UnNews:Ebert calls YouTube video "Oscar worthy"
31 December 2010
CHICAGO, Illinois -- Award-winning film critic Roger Ebert, although now illegal himself in many states, because of his controversial views on video games, has done what no other film critic has done before. At a recent private screening, he proclaimed Tay Zonday's 2007 YouTube meme, "Chocolate Rain," to be "Oscar-worthy."
"This video," he says, "is the highest art that mankind can ever achieve. The song, sung in a booming bass by Tay Zonday, has a strong message about society. While Numa Numa simply has a catchy song -- 'Dragostea din Tei' -- and the Rickroll is amusing, 'Chocolate Rain' actually has substance. Something a video entitled 'Random S--t' can never have.
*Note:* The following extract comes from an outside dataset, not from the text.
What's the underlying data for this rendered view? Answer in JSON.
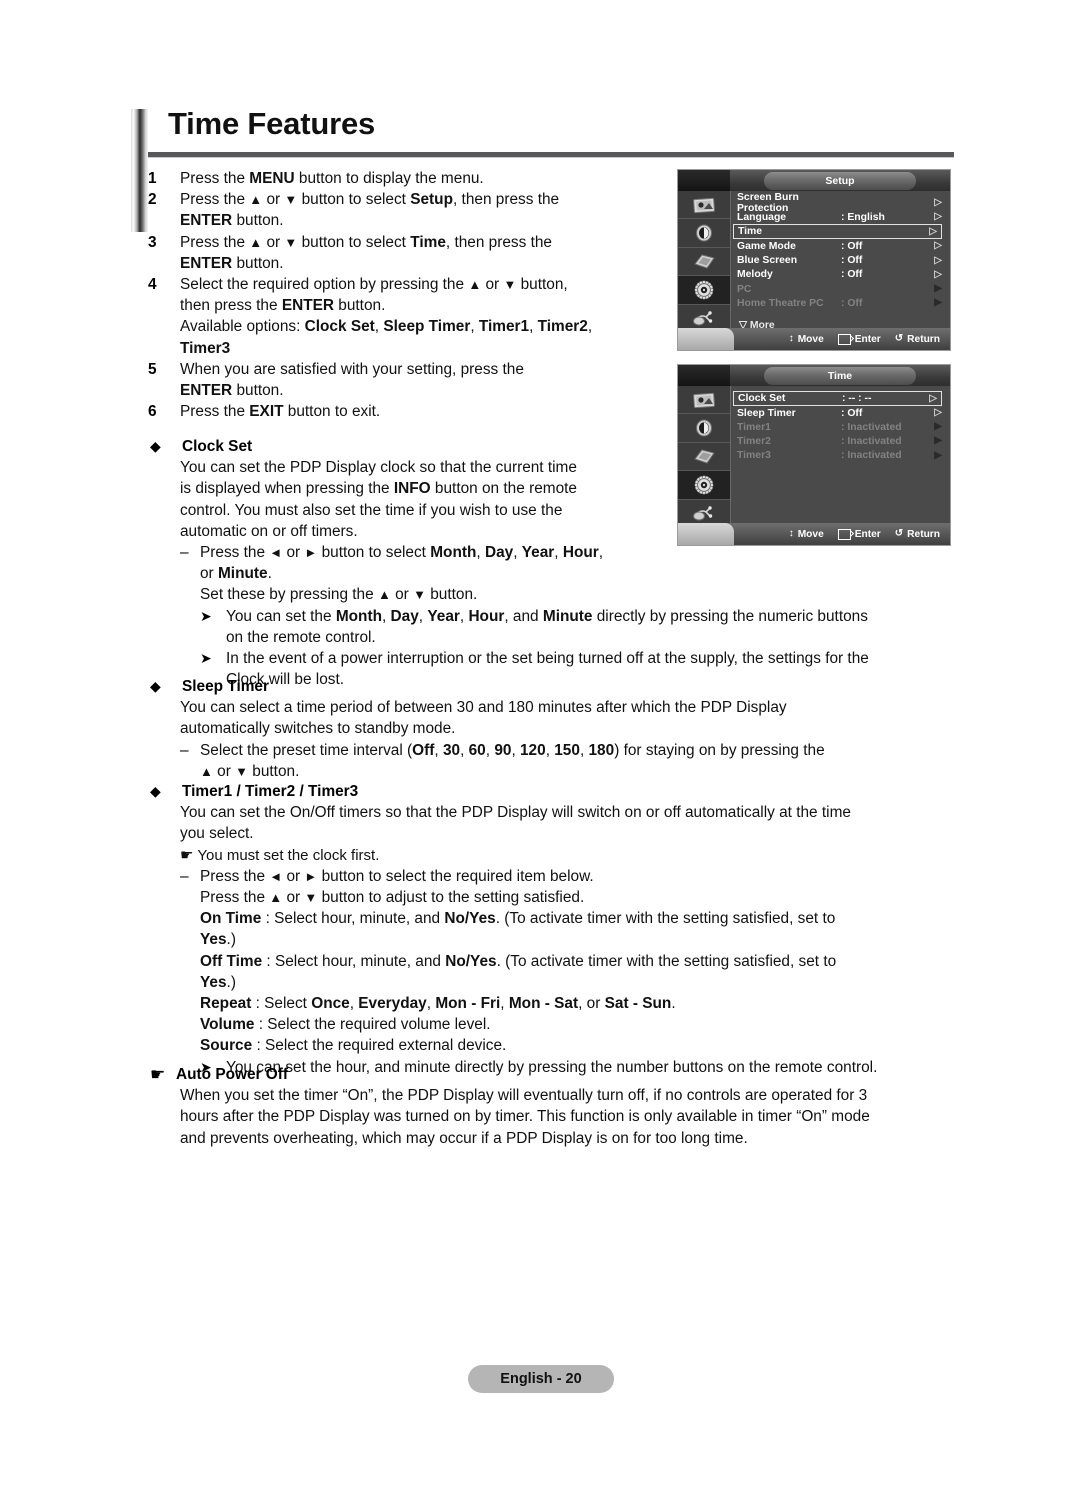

I have seen many great YouTube videos, such as the trailer to the as-yet-unreleased Daeg Faerch thriller Sebastian; a fan-made Thundercats film trailer; Numa Numa; all those Dark Knight trailer parodies; Titanic in five seconds; and all those Chipmunk versions of popular songs that Ross Bagdasarian Jr. would never let them sing.
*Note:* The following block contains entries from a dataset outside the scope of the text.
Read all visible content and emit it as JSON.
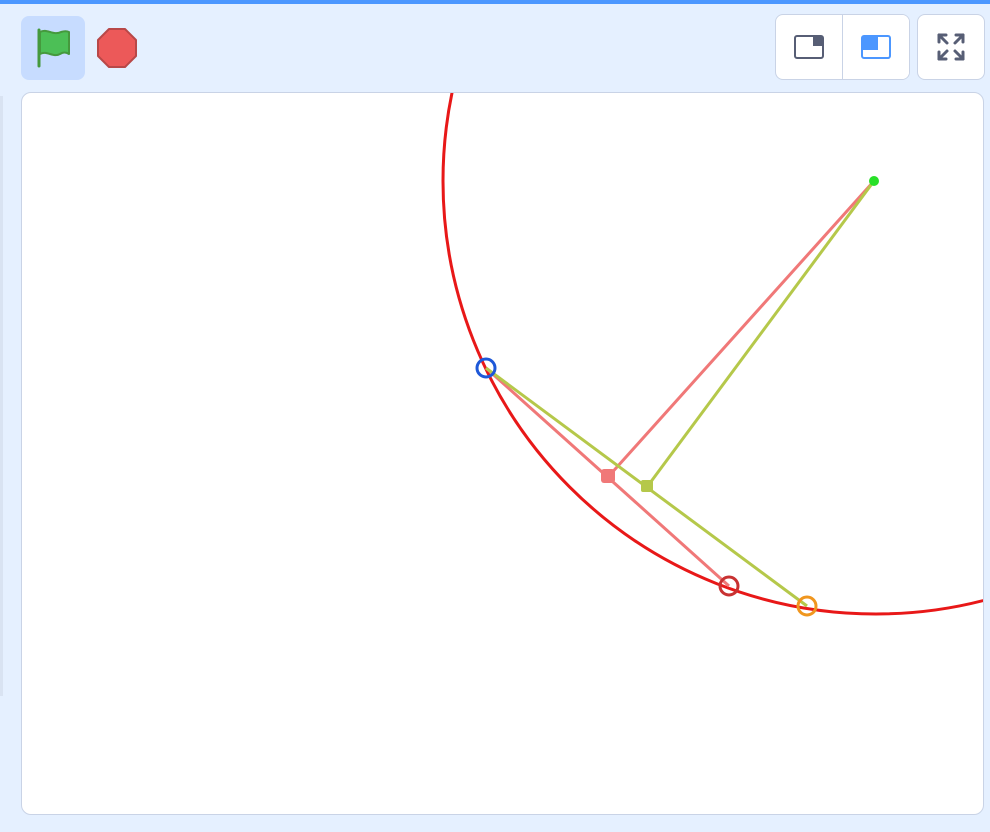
{
  "toolbar": {
    "green_flag_icon": "green-flag-icon",
    "stop_icon": "stop-icon",
    "small_stage_icon": "small-stage-icon",
    "large_stage_icon": "large-stage-icon",
    "fullscreen_icon": "fullscreen-icon"
  },
  "colors": {
    "accent": "#4c97ff",
    "toolbar_bg": "#e5f0ff",
    "active_button_bg": "#c7dcff",
    "flag_green": "#4cbf56",
    "stop_red": "#ec5959",
    "circle_red": "#e81818",
    "salmon_line": "#f07878",
    "olive_line": "#b5c84a",
    "blue_marker": "#1e58d8",
    "dark_red_marker": "#c83232",
    "orange_marker": "#f0961e",
    "green_point": "#28e028"
  },
  "stage": {
    "shapes": [
      "red-circle",
      "salmon-line-to-center",
      "olive-line-to-center",
      "blue-ring-marker",
      "dark-red-ring-marker",
      "orange-ring-marker",
      "salmon-midpoint",
      "olive-midpoint",
      "green-center-point"
    ]
  }
}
But 'Chocolate Rain' is truly something special, something to behold. It deserves an Oscar (1) Because of its wonderful quality. (2) Because of its role as homage. It is directly inspired by Paul Robeson's classic, "Old Man River" from the musical Showboat, as well as 80s synth-pop. 'Chocolate Rain' is the highest art that mankind will ever produce, second only to de-aging Jeff Bridges in TRON: Legacy. It's just marvelous."
Tay Zonday uploaded a new video yesterday responding to the enthusiastic, if hyperbolic, response.
"I have no idea what the hell he's talking about," says Zonday, who then moves away from the microphone to breathe. "All I do in the whole f--king video is sing 'Chocolate raaaiiin' and then sing a bunch of random s--t that makes no sense. So Thank you, Mr. Ebert... I..." he then moves away from the microphone to breathe, "...think."
The praise has not been without its criticisms. One man in Chicago said, "If Ebert had his way, Yogi Bear would win Best Picture."
- Caitlin Dickson "Roger Ebert declares first ever Oscar-worthy YouTube video." Atlantic Wire, December 30, 2010